Despite the well-known close association, direct evidence linking disturbed flow to atherogenesis has been lacking. We have recently used a modified version of carotid partial ligation methods to show that it acutely induces low and oscillatory flow conditions, two key characteristics of disturbed flow, in the mouse common carotid artery. Using this model, we have provided direct evidence that disturbed flow indeed leads to rapid and robust atherosclerosis development in Apolipoprotein E knockout mouse. We also developed a method of endothelial RNA preparation with high purity from the mouse carotid intima. Using this mouse model and method, we found that partial ligation causes endothelial dysfunction in a week, followed by robust and rapid atheroma formation in two weeks in a hyperlipidemic mouse model along with features of complex lesion formation such as intraplaque neovascularization by four weeks. This rapid in vivo model and the endothelial RNA preparation method could be used to determine molecular mechanisms underlying flow-dependent regulation of vascular biology and diseases. Also, it could be used to test various therapeutic interventions targeting endothelial dysfunction and atherosclerosis in considerably reduced study duration.

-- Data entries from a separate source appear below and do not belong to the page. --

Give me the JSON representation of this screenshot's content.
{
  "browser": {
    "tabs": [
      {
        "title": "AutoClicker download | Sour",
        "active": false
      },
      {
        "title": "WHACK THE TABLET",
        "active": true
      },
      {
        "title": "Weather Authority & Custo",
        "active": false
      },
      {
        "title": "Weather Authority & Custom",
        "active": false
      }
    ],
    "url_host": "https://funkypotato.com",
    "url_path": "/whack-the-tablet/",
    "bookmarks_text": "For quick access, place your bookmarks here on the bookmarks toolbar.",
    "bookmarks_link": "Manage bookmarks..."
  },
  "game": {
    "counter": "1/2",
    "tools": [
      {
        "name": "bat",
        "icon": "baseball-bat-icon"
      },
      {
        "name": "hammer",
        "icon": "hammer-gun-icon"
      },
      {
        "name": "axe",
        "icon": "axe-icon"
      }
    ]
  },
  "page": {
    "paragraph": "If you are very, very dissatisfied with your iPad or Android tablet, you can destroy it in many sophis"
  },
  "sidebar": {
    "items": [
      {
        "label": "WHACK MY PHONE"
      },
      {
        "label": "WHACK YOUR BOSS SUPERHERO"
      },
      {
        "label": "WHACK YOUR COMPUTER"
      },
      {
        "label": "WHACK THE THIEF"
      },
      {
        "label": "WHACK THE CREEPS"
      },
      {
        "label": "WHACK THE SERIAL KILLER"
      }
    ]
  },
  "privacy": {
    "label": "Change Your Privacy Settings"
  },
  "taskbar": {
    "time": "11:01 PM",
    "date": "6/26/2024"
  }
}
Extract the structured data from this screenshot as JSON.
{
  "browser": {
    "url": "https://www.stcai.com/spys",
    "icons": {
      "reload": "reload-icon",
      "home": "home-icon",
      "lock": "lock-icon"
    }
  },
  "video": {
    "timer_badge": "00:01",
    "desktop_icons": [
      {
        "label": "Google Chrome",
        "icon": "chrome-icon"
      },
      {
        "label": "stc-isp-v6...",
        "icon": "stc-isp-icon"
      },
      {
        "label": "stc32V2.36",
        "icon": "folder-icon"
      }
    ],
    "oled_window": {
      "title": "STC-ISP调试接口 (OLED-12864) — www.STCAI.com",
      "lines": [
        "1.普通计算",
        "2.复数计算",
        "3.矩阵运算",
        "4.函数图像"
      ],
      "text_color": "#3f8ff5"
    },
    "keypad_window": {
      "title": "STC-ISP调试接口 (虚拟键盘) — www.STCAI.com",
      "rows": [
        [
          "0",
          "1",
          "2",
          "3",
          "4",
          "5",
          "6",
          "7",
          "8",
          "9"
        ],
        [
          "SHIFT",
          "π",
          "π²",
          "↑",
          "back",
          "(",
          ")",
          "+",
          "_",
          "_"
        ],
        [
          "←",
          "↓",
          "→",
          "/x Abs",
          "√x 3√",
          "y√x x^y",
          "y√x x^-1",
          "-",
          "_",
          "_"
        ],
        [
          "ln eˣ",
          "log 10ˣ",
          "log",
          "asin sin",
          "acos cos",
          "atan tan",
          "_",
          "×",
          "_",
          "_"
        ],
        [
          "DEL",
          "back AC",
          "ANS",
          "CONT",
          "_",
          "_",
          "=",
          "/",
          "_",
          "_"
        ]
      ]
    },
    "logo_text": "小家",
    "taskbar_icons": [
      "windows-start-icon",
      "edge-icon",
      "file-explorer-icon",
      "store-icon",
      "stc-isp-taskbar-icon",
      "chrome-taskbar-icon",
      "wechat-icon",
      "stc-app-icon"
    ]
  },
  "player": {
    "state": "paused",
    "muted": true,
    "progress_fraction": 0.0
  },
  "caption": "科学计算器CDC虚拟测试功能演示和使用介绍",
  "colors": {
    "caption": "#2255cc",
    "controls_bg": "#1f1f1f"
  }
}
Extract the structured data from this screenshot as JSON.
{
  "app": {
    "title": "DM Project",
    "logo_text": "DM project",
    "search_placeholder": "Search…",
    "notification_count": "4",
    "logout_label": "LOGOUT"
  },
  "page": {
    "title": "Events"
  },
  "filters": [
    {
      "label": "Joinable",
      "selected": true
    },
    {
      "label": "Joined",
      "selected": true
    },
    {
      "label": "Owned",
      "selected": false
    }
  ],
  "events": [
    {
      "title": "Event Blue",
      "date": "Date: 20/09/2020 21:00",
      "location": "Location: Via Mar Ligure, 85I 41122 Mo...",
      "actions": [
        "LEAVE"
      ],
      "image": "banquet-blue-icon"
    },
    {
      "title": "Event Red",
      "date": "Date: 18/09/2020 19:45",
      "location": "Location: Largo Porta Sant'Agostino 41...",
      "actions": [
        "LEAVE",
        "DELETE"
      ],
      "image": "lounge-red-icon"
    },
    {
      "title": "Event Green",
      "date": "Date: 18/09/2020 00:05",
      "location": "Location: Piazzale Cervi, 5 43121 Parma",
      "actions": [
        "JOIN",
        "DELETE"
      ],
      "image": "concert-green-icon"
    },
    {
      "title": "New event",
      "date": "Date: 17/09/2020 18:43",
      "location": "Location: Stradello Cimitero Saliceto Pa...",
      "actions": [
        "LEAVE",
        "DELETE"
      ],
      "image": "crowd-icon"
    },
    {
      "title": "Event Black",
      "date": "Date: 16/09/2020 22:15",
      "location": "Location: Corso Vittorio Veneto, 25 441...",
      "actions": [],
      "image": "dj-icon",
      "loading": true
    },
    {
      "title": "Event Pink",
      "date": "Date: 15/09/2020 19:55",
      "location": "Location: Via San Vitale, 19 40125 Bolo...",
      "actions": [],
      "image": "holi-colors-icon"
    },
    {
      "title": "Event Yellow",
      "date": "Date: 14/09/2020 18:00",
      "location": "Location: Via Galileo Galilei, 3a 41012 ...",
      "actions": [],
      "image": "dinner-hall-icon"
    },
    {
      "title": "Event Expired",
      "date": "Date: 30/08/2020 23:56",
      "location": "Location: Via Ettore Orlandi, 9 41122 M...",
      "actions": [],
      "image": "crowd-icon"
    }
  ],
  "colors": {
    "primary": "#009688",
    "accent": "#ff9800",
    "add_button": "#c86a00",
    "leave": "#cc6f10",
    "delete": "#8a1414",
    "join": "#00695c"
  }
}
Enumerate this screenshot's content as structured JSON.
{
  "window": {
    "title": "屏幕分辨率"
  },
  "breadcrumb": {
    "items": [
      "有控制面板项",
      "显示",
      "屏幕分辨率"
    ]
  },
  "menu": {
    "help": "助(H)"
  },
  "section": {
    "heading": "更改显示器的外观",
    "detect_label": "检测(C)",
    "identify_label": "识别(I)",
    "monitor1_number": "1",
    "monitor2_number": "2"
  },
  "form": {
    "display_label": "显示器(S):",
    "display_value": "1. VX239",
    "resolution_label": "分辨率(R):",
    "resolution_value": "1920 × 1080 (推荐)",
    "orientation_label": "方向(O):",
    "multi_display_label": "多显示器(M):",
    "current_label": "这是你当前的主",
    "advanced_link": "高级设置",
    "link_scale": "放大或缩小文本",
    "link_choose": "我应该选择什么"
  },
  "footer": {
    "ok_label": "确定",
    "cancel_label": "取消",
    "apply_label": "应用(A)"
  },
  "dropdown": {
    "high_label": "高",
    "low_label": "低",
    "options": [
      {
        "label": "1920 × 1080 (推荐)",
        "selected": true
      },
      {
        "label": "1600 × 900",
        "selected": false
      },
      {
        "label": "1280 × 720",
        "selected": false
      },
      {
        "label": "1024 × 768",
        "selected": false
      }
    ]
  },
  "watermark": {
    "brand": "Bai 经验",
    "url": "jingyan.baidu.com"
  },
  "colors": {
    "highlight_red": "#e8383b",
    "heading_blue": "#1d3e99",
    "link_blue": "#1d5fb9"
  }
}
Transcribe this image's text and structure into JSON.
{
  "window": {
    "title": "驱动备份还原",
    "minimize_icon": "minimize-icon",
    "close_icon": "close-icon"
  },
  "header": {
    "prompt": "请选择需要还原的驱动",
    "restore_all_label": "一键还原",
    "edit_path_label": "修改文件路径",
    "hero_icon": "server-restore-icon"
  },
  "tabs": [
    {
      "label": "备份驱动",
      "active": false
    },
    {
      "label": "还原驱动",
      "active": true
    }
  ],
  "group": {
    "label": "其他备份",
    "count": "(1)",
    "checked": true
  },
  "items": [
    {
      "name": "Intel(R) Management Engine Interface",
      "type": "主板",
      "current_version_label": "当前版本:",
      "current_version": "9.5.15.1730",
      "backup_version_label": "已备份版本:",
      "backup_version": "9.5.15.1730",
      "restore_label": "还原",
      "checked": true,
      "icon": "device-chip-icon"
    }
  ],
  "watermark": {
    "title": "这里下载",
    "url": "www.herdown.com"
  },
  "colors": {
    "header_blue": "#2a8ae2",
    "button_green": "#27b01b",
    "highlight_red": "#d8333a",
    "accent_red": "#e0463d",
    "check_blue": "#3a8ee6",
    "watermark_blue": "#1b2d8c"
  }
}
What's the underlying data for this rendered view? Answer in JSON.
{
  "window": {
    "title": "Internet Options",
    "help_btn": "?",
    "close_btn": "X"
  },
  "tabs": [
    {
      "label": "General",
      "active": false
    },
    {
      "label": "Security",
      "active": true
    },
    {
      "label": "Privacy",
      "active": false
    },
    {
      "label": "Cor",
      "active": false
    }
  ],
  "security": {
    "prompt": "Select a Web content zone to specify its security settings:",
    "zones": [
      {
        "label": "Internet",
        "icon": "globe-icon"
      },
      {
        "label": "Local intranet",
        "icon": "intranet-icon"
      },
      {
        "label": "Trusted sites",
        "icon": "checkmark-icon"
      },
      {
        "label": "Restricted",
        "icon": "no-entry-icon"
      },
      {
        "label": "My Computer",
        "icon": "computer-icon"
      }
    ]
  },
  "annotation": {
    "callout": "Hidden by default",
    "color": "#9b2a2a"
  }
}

Nam, DouglasNi, Chih-WenRezvan, AmirSuo, JinBudzyn, KlaudiaLlanos, AlexanderHarrison, David GGiddens, Don PJo, HanjoongengHL75209/HL/NHLBI NIH HHS/HL87012/HL/NHLBI NIH HHS/UO1HL80711/HL/NHLBI NIH HHS/Research Support, N.I.H., ExtramuralResearch Support, Non-U.S. Gov'tVideo-Audio Media2010/07/09 06:00J Vis Exp. 2010 Jun 22;(40). pii: 1861. doi: 10.3791/1861.